━━━━━ Supplied data

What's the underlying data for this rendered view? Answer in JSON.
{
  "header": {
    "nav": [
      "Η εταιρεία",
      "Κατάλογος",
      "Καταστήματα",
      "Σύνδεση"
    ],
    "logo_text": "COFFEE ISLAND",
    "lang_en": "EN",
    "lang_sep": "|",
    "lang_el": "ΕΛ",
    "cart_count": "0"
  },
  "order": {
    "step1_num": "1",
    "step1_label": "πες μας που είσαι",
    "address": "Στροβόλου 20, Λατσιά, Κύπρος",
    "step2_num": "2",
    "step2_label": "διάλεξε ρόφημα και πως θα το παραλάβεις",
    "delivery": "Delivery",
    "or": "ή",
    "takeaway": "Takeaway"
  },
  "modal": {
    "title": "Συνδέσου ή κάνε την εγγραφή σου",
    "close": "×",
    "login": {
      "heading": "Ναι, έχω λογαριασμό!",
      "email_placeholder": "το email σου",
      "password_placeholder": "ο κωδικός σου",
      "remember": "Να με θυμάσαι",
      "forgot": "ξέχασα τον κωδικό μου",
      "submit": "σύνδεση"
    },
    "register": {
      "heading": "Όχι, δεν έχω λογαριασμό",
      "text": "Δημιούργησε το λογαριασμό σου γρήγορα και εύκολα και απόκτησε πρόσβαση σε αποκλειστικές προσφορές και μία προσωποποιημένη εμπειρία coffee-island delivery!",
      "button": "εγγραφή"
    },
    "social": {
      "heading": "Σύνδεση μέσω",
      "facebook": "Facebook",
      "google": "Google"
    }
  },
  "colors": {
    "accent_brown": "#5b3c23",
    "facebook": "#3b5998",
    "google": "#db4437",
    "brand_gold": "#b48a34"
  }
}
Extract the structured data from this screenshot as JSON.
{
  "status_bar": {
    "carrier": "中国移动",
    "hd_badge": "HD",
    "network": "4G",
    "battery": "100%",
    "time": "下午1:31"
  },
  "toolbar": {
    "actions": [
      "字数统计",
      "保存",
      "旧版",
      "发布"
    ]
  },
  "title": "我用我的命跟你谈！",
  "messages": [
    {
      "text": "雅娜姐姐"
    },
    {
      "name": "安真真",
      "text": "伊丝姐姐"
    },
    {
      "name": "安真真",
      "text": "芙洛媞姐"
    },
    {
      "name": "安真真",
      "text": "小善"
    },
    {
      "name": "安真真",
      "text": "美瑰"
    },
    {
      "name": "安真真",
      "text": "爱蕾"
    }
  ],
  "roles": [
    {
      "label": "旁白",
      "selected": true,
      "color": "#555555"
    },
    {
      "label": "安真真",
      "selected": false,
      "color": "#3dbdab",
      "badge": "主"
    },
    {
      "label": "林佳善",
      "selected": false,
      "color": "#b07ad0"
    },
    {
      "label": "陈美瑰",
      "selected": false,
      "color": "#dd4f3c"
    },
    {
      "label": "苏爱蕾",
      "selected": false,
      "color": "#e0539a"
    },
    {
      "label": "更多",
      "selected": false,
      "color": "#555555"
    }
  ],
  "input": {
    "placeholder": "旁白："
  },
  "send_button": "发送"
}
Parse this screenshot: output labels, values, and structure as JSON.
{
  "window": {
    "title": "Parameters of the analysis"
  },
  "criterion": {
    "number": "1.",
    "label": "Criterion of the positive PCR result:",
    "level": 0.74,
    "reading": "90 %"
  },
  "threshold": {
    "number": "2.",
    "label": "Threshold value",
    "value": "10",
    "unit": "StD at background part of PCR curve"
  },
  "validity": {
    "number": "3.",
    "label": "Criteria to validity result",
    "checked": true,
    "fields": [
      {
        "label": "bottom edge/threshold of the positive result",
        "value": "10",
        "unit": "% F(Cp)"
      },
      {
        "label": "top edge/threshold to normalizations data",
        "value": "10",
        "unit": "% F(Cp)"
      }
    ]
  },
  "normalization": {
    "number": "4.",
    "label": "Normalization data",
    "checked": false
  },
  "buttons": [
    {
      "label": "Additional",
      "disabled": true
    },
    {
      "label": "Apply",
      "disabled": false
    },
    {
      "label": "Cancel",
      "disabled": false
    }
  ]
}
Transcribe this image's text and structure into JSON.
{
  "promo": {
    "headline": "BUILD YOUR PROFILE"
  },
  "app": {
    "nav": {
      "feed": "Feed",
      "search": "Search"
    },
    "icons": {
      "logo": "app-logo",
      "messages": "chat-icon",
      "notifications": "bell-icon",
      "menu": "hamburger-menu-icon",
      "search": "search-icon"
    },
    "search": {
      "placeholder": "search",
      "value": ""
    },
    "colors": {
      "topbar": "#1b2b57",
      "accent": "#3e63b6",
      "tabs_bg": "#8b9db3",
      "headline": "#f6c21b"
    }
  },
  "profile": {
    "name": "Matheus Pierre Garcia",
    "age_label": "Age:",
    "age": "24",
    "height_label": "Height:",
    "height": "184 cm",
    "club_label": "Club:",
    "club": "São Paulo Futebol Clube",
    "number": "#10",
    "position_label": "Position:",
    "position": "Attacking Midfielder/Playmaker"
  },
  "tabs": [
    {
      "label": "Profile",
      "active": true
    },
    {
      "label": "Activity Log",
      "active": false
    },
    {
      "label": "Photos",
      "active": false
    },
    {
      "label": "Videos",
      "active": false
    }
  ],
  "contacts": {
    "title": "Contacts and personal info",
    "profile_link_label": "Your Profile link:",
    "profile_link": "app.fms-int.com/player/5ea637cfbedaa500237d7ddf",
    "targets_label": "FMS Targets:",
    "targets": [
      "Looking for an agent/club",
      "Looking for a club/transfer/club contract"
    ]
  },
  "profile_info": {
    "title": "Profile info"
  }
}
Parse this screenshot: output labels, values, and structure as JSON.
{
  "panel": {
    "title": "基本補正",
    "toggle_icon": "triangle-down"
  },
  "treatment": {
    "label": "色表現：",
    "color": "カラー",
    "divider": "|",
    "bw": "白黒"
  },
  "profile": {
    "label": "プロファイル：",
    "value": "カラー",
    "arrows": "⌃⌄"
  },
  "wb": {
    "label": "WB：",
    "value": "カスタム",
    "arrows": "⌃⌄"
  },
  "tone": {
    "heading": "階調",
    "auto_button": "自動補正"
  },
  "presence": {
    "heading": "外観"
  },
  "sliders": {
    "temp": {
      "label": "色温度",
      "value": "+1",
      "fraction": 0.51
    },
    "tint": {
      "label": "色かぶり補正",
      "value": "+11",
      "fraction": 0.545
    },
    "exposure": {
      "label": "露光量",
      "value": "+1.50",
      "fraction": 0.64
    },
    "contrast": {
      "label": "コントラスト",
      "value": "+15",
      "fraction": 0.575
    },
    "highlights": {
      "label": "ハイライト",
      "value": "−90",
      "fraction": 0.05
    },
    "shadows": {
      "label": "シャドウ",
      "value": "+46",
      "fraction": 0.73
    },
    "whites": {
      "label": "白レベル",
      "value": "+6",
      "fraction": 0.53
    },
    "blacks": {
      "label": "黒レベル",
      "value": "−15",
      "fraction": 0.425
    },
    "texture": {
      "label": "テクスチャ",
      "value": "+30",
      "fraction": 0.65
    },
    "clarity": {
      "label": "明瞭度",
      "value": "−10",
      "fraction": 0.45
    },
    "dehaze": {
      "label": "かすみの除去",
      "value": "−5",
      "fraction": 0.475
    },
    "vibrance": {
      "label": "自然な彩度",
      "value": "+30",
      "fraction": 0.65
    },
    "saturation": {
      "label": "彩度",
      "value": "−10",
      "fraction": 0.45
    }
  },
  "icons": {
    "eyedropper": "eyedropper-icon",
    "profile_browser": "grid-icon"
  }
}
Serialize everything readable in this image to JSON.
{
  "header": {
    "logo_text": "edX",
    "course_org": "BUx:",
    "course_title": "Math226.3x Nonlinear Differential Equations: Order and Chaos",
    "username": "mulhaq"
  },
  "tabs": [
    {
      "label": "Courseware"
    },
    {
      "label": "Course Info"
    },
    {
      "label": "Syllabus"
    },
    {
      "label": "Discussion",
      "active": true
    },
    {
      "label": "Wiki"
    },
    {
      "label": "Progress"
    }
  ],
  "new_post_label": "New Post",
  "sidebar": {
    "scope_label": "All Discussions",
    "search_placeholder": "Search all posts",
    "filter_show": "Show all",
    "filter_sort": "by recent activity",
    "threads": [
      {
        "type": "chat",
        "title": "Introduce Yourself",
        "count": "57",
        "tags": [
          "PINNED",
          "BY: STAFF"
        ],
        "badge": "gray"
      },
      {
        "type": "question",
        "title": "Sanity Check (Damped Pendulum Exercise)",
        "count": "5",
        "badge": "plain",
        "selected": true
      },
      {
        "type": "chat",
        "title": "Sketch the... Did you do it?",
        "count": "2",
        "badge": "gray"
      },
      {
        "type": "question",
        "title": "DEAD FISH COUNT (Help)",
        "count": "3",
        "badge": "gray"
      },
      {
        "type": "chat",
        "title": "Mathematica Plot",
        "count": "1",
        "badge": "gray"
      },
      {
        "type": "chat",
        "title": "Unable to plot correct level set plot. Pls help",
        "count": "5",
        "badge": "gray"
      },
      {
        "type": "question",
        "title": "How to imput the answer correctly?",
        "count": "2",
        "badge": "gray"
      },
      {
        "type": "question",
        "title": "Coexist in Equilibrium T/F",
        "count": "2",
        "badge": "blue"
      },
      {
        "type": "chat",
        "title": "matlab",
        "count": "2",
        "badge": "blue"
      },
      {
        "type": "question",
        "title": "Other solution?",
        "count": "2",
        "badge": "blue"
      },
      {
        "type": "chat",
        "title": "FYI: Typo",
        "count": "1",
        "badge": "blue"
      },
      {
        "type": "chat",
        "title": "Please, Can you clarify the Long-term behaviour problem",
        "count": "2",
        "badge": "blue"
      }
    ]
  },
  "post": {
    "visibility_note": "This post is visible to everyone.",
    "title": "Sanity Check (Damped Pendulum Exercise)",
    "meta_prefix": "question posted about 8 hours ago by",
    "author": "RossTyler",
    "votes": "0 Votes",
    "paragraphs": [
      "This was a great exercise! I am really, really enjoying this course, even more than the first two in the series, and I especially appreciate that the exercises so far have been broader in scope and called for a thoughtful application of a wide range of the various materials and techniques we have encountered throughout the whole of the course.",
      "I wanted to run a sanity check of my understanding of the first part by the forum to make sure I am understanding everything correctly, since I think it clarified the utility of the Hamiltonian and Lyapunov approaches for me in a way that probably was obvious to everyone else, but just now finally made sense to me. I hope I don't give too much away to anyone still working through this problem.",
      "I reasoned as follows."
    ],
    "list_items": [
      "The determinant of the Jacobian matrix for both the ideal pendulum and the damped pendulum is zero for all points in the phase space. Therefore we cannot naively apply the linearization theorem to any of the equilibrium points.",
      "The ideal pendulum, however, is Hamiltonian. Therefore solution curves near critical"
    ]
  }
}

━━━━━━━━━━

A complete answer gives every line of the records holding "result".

    "label": "Criterion of the positive PCR result:",
    "label": "Criteria to validity result",
        "label": "bottom edge/threshold of the positive result",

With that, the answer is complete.